**Instructions to follow**: For each line below that includes the word "Tracer", make a copy.

Source data:
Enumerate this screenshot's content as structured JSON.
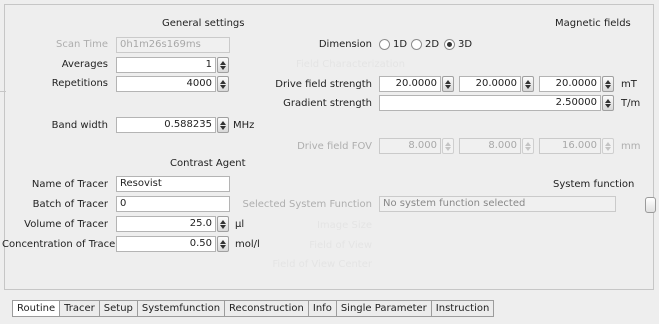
{
  "general": {
    "header": "General settings",
    "scan_time_label": "Scan Time",
    "scan_time_value": "0h1m26s169ms",
    "averages_label": "Averages",
    "averages_value": "1",
    "repetitions_label": "Repetitions",
    "repetitions_value": "4000",
    "bandwidth_label": "Band width",
    "bandwidth_value": "0.588235",
    "bandwidth_unit": "MHz"
  },
  "magnetic": {
    "header": "Magnetic fields",
    "dimension_label": "Dimension",
    "dimension_options": [
      "1D",
      "2D",
      "3D"
    ],
    "dimension_selected": "3D",
    "ghost_label": "Field Characterization",
    "drive_field_label": "Drive field strength",
    "drive_field_values": [
      "20.0000",
      "20.0000",
      "20.0000"
    ],
    "drive_field_unit": "mT",
    "gradient_label": "Gradient strength",
    "gradient_value": "2.50000",
    "gradient_unit": "T/m",
    "fov_label": "Drive field FOV",
    "fov_values": [
      "8.000",
      "8.000",
      "16.000"
    ],
    "fov_unit": "mm"
  },
  "contrast": {
    "header": "Contrast Agent",
    "name_label": "Name of Tracer",
    "name_value": "Resovist",
    "batch_label": "Batch of Tracer",
    "batch_value": "0",
    "volume_label": "Volume of Tracer",
    "volume_value": "25.0",
    "volume_unit": "µl",
    "concentration_label": "Concentration of Tracer",
    "concentration_value": "0.50",
    "concentration_unit": "mol/l"
  },
  "system_function": {
    "header": "System function",
    "selected_label": "Selected System Function",
    "selected_value": "No system function selected",
    "ghost_rows": [
      "Image Size",
      "Field of View",
      "Field of View Center"
    ]
  },
  "tabs": [
    "Routine",
    "Tracer",
    "Setup",
    "Systemfunction",
    "Reconstruction",
    "Info",
    "Single Parameter",
    "Instruction"
  ],
  "active_tab": "Routine"
}
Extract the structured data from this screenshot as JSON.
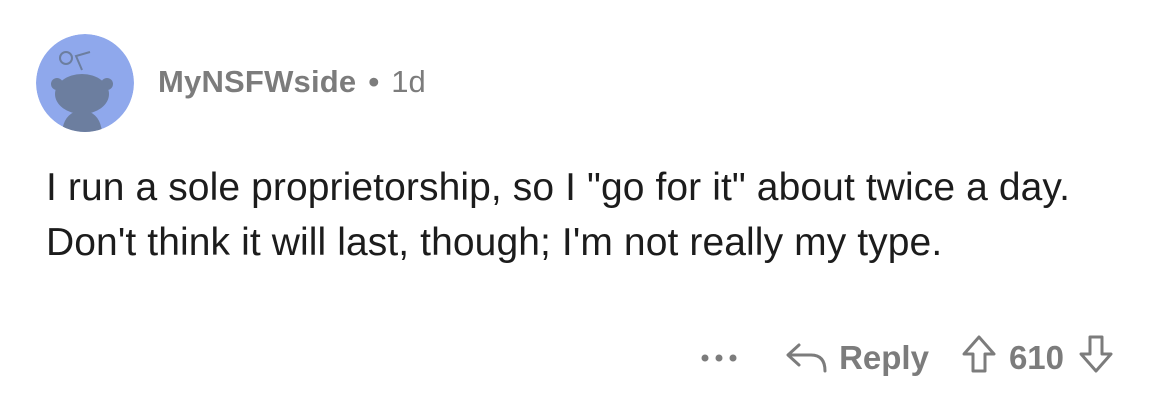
{
  "comment": {
    "author": "MyNSFWside",
    "separator": "•",
    "age": "1d",
    "body": "I run a sole proprietorship, so I \"go for it\" about twice a day. Don't think it will last, though; I'm not really my type.",
    "avatar_icon": "reddit-snoo-avatar-icon"
  },
  "actions": {
    "more_icon": "more-options-icon",
    "reply_icon": "reply-arrow-icon",
    "reply_label": "Reply",
    "upvote_icon": "upvote-arrow-icon",
    "score": "610",
    "downvote_icon": "downvote-arrow-icon"
  },
  "colors": {
    "avatar_bg": "#8fa8ec",
    "avatar_figure": "#6c7e9f",
    "meta_text": "#7c7c7c",
    "body_text": "#1c1c1c"
  }
}
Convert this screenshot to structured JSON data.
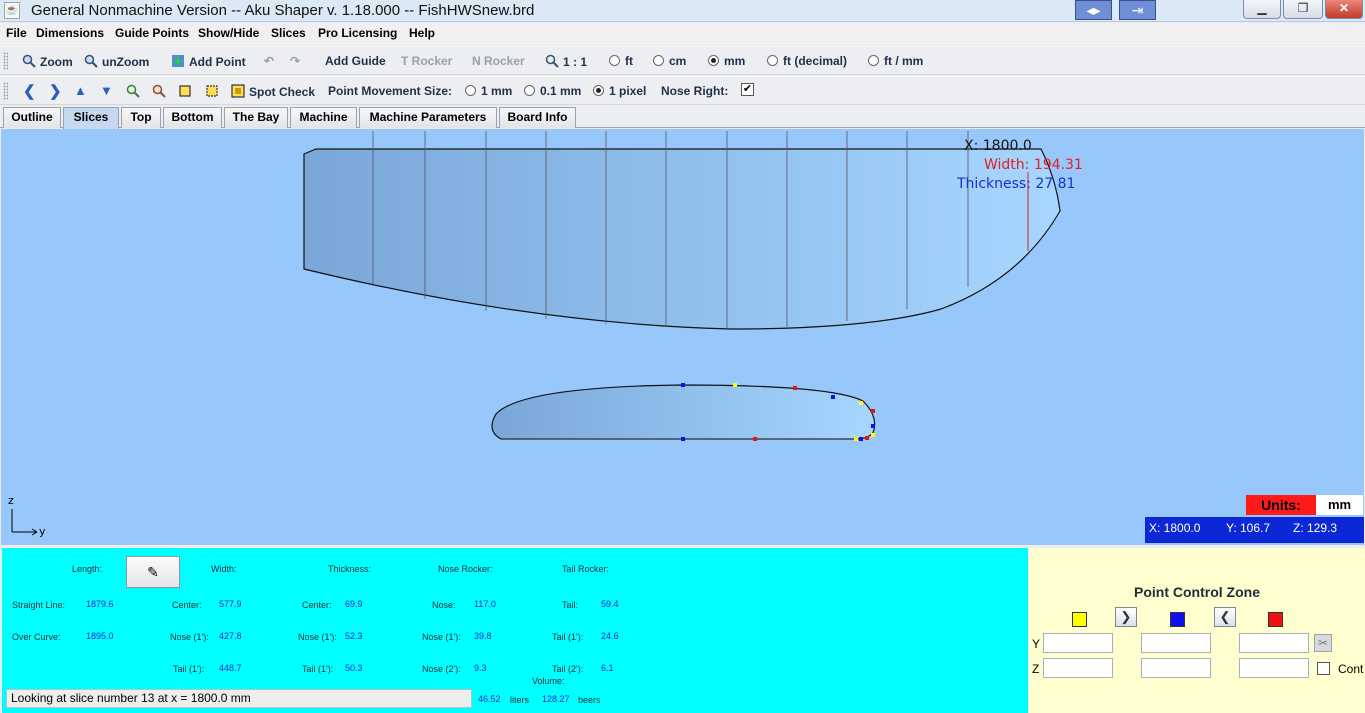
{
  "window": {
    "title": "General Nonmachine Version -- Aku Shaper v. 1.18.000  --  FishHWSnew.brd",
    "minimize_glyph": "▁",
    "maximize_glyph": "❐",
    "close_glyph": "✕"
  },
  "menu": [
    "File",
    "Dimensions",
    "Guide Points",
    "Show/Hide",
    "Slices",
    "Pro Licensing",
    "Help"
  ],
  "toolbar1": {
    "zoom": "Zoom",
    "unzoom": "unZoom",
    "add_point": "Add Point",
    "add_guide": "Add Guide",
    "t_rocker": "T Rocker",
    "n_rocker": "N Rocker",
    "scale": "1 : 1",
    "units": [
      {
        "label": "ft",
        "selected": false
      },
      {
        "label": "cm",
        "selected": false
      },
      {
        "label": "mm",
        "selected": true
      },
      {
        "label": "ft (decimal)",
        "selected": false
      },
      {
        "label": "ft / mm",
        "selected": false
      }
    ]
  },
  "toolbar2": {
    "spot_check": "Spot Check",
    "point_movement_label": "Point Movement Size:",
    "movement_options": [
      {
        "label": "1 mm",
        "selected": false
      },
      {
        "label": "0.1 mm",
        "selected": false
      },
      {
        "label": "1 pixel",
        "selected": true
      }
    ],
    "nose_right_label": "Nose Right:",
    "nose_right_checked": "✔"
  },
  "tabs": [
    {
      "label": "Outline",
      "active": false
    },
    {
      "label": "Slices",
      "active": true
    },
    {
      "label": "Top",
      "active": false
    },
    {
      "label": "Bottom",
      "active": false
    },
    {
      "label": "The Bay",
      "active": false
    },
    {
      "label": "Machine",
      "active": false
    },
    {
      "label": "Machine Parameters",
      "active": false
    },
    {
      "label": "Board Info",
      "active": false
    }
  ],
  "canvas": {
    "x_readout": "X: 1800.0",
    "width_readout": "Width: 194.31",
    "thickness_readout": "Thickness: 27.81",
    "axis_z": "z",
    "axis_y": "y",
    "units_label": "Units:",
    "units_value": "mm",
    "coord_x": "X: 1800.0",
    "coord_y": "Y: 106.7",
    "coord_z": "Z: 129.3",
    "colors": {
      "background": "#98c8fb",
      "width_text": "#e02020",
      "thickness_text": "#1a2fd0",
      "point_yellow": "#ffff00",
      "point_red": "#ee1111",
      "point_blue": "#1010ee"
    }
  },
  "info": {
    "headers": {
      "length": "Length:",
      "width": "Width:",
      "thickness": "Thickness:",
      "nose_rocker": "Nose Rocker:",
      "tail_rocker": "Tail Rocker:"
    },
    "length": {
      "straight_line_label": "Straight Line:",
      "straight_line": "1879.6",
      "over_curve_label": "Over Curve:",
      "over_curve": "1895.0"
    },
    "width": {
      "center_label": "Center:",
      "center": "577.9",
      "nose_label": "Nose (1'):",
      "nose": "427.8",
      "tail_label": "Tail (1'):",
      "tail": "448.7"
    },
    "thickness": {
      "center_label": "Center:",
      "center": "69.9",
      "nose_label": "Nose (1'):",
      "nose": "52.3",
      "tail_label": "Tail (1'):",
      "tail": "50.3"
    },
    "nose_rocker": {
      "nose_label": "Nose:",
      "nose": "117.0",
      "nose1_label": "Nose (1'):",
      "nose1": "39.8",
      "nose2_label": "Nose (2'):",
      "nose2": "9.3"
    },
    "tail_rocker": {
      "tail_label": "Tail:",
      "tail": "59.4",
      "tail1_label": "Tail (1'):",
      "tail1": "24.6",
      "tail2_label": "Tail (2'):",
      "tail2": "6.1"
    },
    "volume_label": "Volume:",
    "volume_liters": "46.52",
    "liters_label": "liters",
    "volume_beers": "128.27",
    "beers_label": "beers",
    "status": "Looking at slice number 13 at x = 1800.0 mm"
  },
  "point_control": {
    "title": "Point Control Zone",
    "y_label": "Y",
    "z_label": "Z",
    "cont_label": "Cont",
    "swatches": [
      "#ffff00",
      "#1010ee",
      "#ee1111"
    ],
    "next_glyph": "❯",
    "prev_glyph": "❮"
  }
}
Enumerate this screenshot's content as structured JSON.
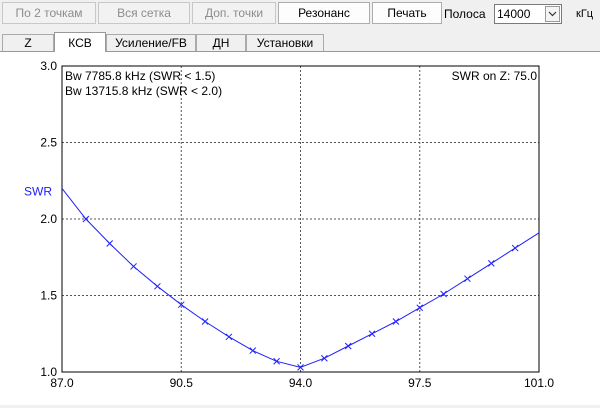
{
  "toolbar": {
    "by_two_points": "По 2 точкам",
    "whole_grid": "Вся сетка",
    "extra_points": "Доп. точки",
    "resonance": "Резонанс",
    "print": "Печать",
    "band_label": "Полоса",
    "band_value": "14000",
    "band_unit": "кГц"
  },
  "tabs": [
    {
      "label": "Z"
    },
    {
      "label": "КСВ"
    },
    {
      "label": "Усиление/FB"
    },
    {
      "label": "ДН"
    },
    {
      "label": "Установки"
    }
  ],
  "chart_data": {
    "type": "line",
    "ylabel": "SWR",
    "xlim": [
      87.0,
      101.0
    ],
    "ylim": [
      1.0,
      3.0
    ],
    "x_ticks": [
      "87.0",
      "90.5",
      "94.0",
      "97.5",
      "101.0"
    ],
    "y_ticks": [
      "1.0",
      "1.5",
      "2.0",
      "2.5",
      "3.0"
    ],
    "annotations": {
      "bw1": "Bw 7785.8 kHz (SWR < 1.5)",
      "bw2": "Bw 13715.8 kHz (SWR < 2.0)",
      "swr_on_z": "SWR on Z: 75.0"
    },
    "series_color": "#2020ff",
    "x": [
      87.0,
      87.7,
      88.4,
      89.1,
      89.8,
      90.5,
      91.2,
      91.9,
      92.6,
      93.3,
      94.0,
      94.7,
      95.4,
      96.1,
      96.8,
      97.5,
      98.2,
      98.9,
      99.6,
      100.3,
      101.0
    ],
    "values": [
      2.2,
      2.0,
      1.84,
      1.69,
      1.56,
      1.44,
      1.33,
      1.23,
      1.14,
      1.07,
      1.03,
      1.09,
      1.17,
      1.25,
      1.33,
      1.42,
      1.51,
      1.61,
      1.71,
      1.81,
      1.91
    ],
    "markers": [
      [
        87.7,
        2.0
      ],
      [
        88.4,
        1.84
      ],
      [
        89.1,
        1.69
      ],
      [
        89.8,
        1.56
      ],
      [
        90.5,
        1.44
      ],
      [
        91.2,
        1.33
      ],
      [
        91.9,
        1.23
      ],
      [
        92.6,
        1.14
      ],
      [
        93.3,
        1.07
      ],
      [
        94.0,
        1.03
      ],
      [
        94.7,
        1.09
      ],
      [
        95.4,
        1.17
      ],
      [
        96.1,
        1.25
      ],
      [
        96.8,
        1.33
      ],
      [
        97.5,
        1.42
      ],
      [
        98.2,
        1.51
      ],
      [
        98.9,
        1.61
      ],
      [
        99.6,
        1.71
      ],
      [
        100.3,
        1.81
      ]
    ]
  }
}
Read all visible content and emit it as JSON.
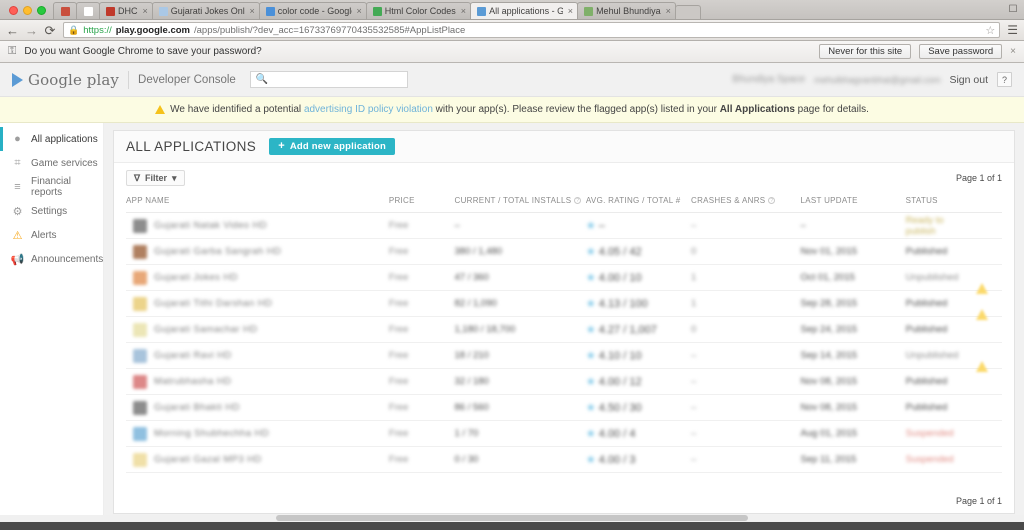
{
  "browser": {
    "tabs": [
      {
        "title": "",
        "favicon": "#c94f3d",
        "mini": true,
        "active": false,
        "close": ""
      },
      {
        "title": "",
        "favicon": "#ffffff",
        "mini": true,
        "active": false,
        "close": ""
      },
      {
        "title": "DHC",
        "favicon": "#c0392b",
        "active": false,
        "close": "×"
      },
      {
        "title": "Gujarati Jokes Online",
        "favicon": "#aac8e6",
        "active": false,
        "close": "×"
      },
      {
        "title": "color code - Google Searc",
        "favicon": "#4a90d9",
        "active": false,
        "close": "×"
      },
      {
        "title": "Html Color Codes",
        "favicon": "#44aa55",
        "active": false,
        "close": "×"
      },
      {
        "title": "All applications - Google P",
        "favicon": "#5b9bd5",
        "active": true,
        "close": "×"
      },
      {
        "title": "Mehul Bhundiya",
        "favicon": "#7fb069",
        "active": false,
        "close": "×"
      }
    ],
    "nav": {
      "back": "←",
      "forward": "→",
      "reload": "⟳"
    },
    "omnibox": {
      "lock": "🔒",
      "scheme": "https://",
      "host": "play.google.com",
      "path": "/apps/publish/?dev_acc=16733769770435532585#AppListPlace",
      "star": "☆",
      "menu": "☰"
    },
    "infobar": {
      "key_icon": "🗝",
      "message": "Do you want Google Chrome to save your password?",
      "never_label": "Never for this site",
      "save_label": "Save password",
      "close": "×"
    }
  },
  "header": {
    "wordmark": "Google play",
    "console": "Developer Console",
    "search_placeholder": "",
    "search_icon": "🔍",
    "account_name": "Bhundiya Space",
    "account_email": "mehulbhagvanbhai@gmail.com",
    "signout": "Sign out",
    "help": "?"
  },
  "notice": {
    "text_before": "We have identified a potential ",
    "link": "advertising ID policy violation",
    "text_mid": " with your app(s). Please review the flagged app(s) listed in your ",
    "bold": "All Applications",
    "text_after": " page for details."
  },
  "sidebar": {
    "items": [
      {
        "label": "All applications",
        "icon": "android-icon",
        "glyph": "●",
        "active": true
      },
      {
        "label": "Game services",
        "icon": "gamepad-icon",
        "glyph": "⌗",
        "active": false
      },
      {
        "label": "Financial reports",
        "icon": "reports-icon",
        "glyph": "≡",
        "active": false
      },
      {
        "label": "Settings",
        "icon": "gear-icon",
        "glyph": "⚙",
        "active": false
      },
      {
        "label": "Alerts",
        "icon": "alert-icon",
        "glyph": "⚠",
        "active": false
      },
      {
        "label": "Announcements",
        "icon": "megaphone-icon",
        "glyph": "📢",
        "active": false
      }
    ]
  },
  "main": {
    "title": "ALL APPLICATIONS",
    "add_button": "Add new application",
    "add_plus": "+",
    "filter_label": "Filter",
    "filter_icon": "∇",
    "filter_caret": "▾",
    "page_info_top": "Page 1 of 1",
    "page_info_bottom": "Page 1 of 1",
    "columns": [
      {
        "label": "APP NAME",
        "help": false
      },
      {
        "label": "PRICE",
        "help": false
      },
      {
        "label": "CURRENT / TOTAL INSTALLS",
        "help": true
      },
      {
        "label": "AVG. RATING / TOTAL #",
        "help": false
      },
      {
        "label": "CRASHES & ANRS",
        "help": true
      },
      {
        "label": "LAST UPDATE",
        "help": false
      },
      {
        "label": "STATUS",
        "help": false
      },
      {
        "label": "",
        "help": false
      }
    ],
    "rows": [
      {
        "icon_color": "#8d8d8d",
        "name": "Gujarati Natak Video HD",
        "price": "Free",
        "installs": "–",
        "rating": "–",
        "crashes": "–",
        "updated": "–",
        "status": "Ready to publish",
        "status_kind": "amber",
        "warn": false
      },
      {
        "icon_color": "#b08060",
        "name": "Gujarati Garba Sangrah HD",
        "price": "Free",
        "installs": "380 / 1,480",
        "rating": "4.05 / 42",
        "crashes": "0",
        "updated": "Nov 01, 2015",
        "status": "Published",
        "status_kind": "dark",
        "warn": false
      },
      {
        "icon_color": "#e8a878",
        "name": "Gujarati Jokes HD",
        "price": "Free",
        "installs": "47 / 360",
        "rating": "4.00 / 10",
        "crashes": "1",
        "updated": "Oct 01, 2015",
        "status": "Unpublished",
        "status_kind": "gray",
        "warn": true
      },
      {
        "icon_color": "#ecd48a",
        "name": "Gujarati Tithi Darshan HD",
        "price": "Free",
        "installs": "82 / 1,090",
        "rating": "4.13 / 100",
        "crashes": "1",
        "updated": "Sep 28, 2015",
        "status": "Published",
        "status_kind": "dark",
        "warn": true
      },
      {
        "icon_color": "#ece6b6",
        "name": "Gujarati Samachar HD",
        "price": "Free",
        "installs": "1,180 / 18,700",
        "rating": "4.27 / 1,007",
        "crashes": "0",
        "updated": "Sep 24, 2015",
        "status": "Published",
        "status_kind": "dark",
        "warn": false
      },
      {
        "icon_color": "#a8c4dc",
        "name": "Gujarati Ravi HD",
        "price": "Free",
        "installs": "18 / 210",
        "rating": "4.10 / 10",
        "crashes": "–",
        "updated": "Sep 14, 2015",
        "status": "Unpublished",
        "status_kind": "gray",
        "warn": true
      },
      {
        "icon_color": "#dd8888",
        "name": "Matrubhasha HD",
        "price": "Free",
        "installs": "32 / 180",
        "rating": "4.00 / 12",
        "crashes": "–",
        "updated": "Nov 08, 2015",
        "status": "Published",
        "status_kind": "dark",
        "warn": false
      },
      {
        "icon_color": "#8d8d8d",
        "name": "Gujarati Bhakti HD",
        "price": "Free",
        "installs": "86 / 560",
        "rating": "4.50 / 30",
        "crashes": "–",
        "updated": "Nov 08, 2015",
        "status": "Published",
        "status_kind": "dark",
        "warn": false
      },
      {
        "icon_color": "#8fc0e0",
        "name": "Morning Shubhechha HD",
        "price": "Free",
        "installs": "1 / 70",
        "rating": "4.00 / 4",
        "crashes": "–",
        "updated": "Aug 01, 2015",
        "status": "Suspended",
        "status_kind": "red",
        "warn": false
      },
      {
        "icon_color": "#f0e0a8",
        "name": "Gujarati Gazal MP3 HD",
        "price": "Free",
        "installs": "0 / 30",
        "rating": "4.00 / 3",
        "crashes": "–",
        "updated": "Sep 11, 2015",
        "status": "Suspended",
        "status_kind": "red",
        "warn": false
      }
    ]
  }
}
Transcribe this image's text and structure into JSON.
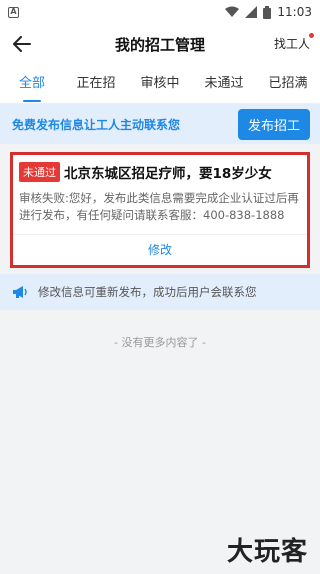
{
  "statusbar": {
    "time": "11:03"
  },
  "header": {
    "title": "我的招工管理",
    "right_link": "找工人"
  },
  "tabs": [
    {
      "label": "全部"
    },
    {
      "label": "正在招"
    },
    {
      "label": "审核中"
    },
    {
      "label": "未通过"
    },
    {
      "label": "已招满"
    }
  ],
  "active_tab": 0,
  "promo": {
    "text": "免费发布信息让工人主动联系您",
    "button": "发布招工"
  },
  "job": {
    "status_badge": "未通过",
    "title": "北京东城区招足疗师，要18岁少女",
    "reason": "审核失败:您好，发布此类信息需要完成企业认证过后再进行发布，有任何疑问请联系客服：400-838-1888",
    "edit_label": "修改"
  },
  "notice": {
    "text": "修改信息可重新发布，成功后用户会联系您"
  },
  "footer": {
    "no_more": "- 没有更多内容了 -"
  },
  "watermark": {
    "text": "大玩客"
  },
  "colors": {
    "accent": "#1e88e5",
    "danger": "#e53935",
    "highlight_border": "#d32f2f"
  },
  "icons": {
    "back": "arrow-left-icon",
    "notice": "megaphone-icon"
  }
}
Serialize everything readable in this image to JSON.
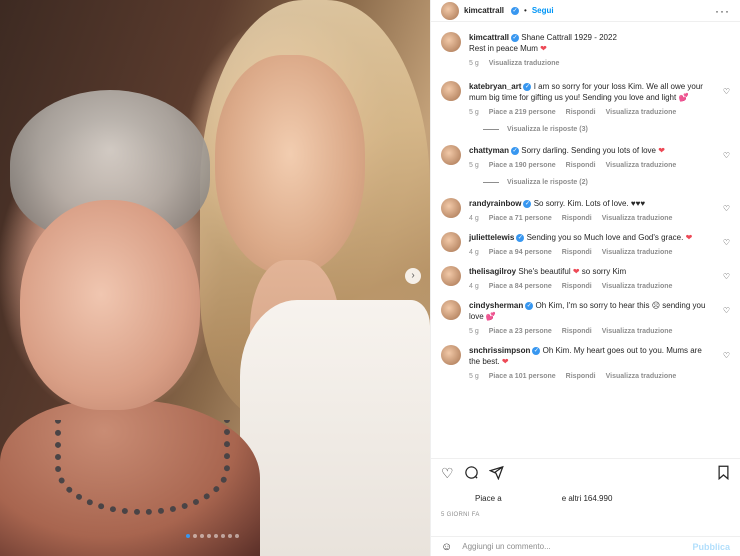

**Output for this exercise**:
    "name_label": "Name of Tracer",
    "batch_label": "Batch of Tracer",
    "volume_label": "Volume of Tracer",
    "concentration_label": "Concentration of Tracer",
    "Tracer",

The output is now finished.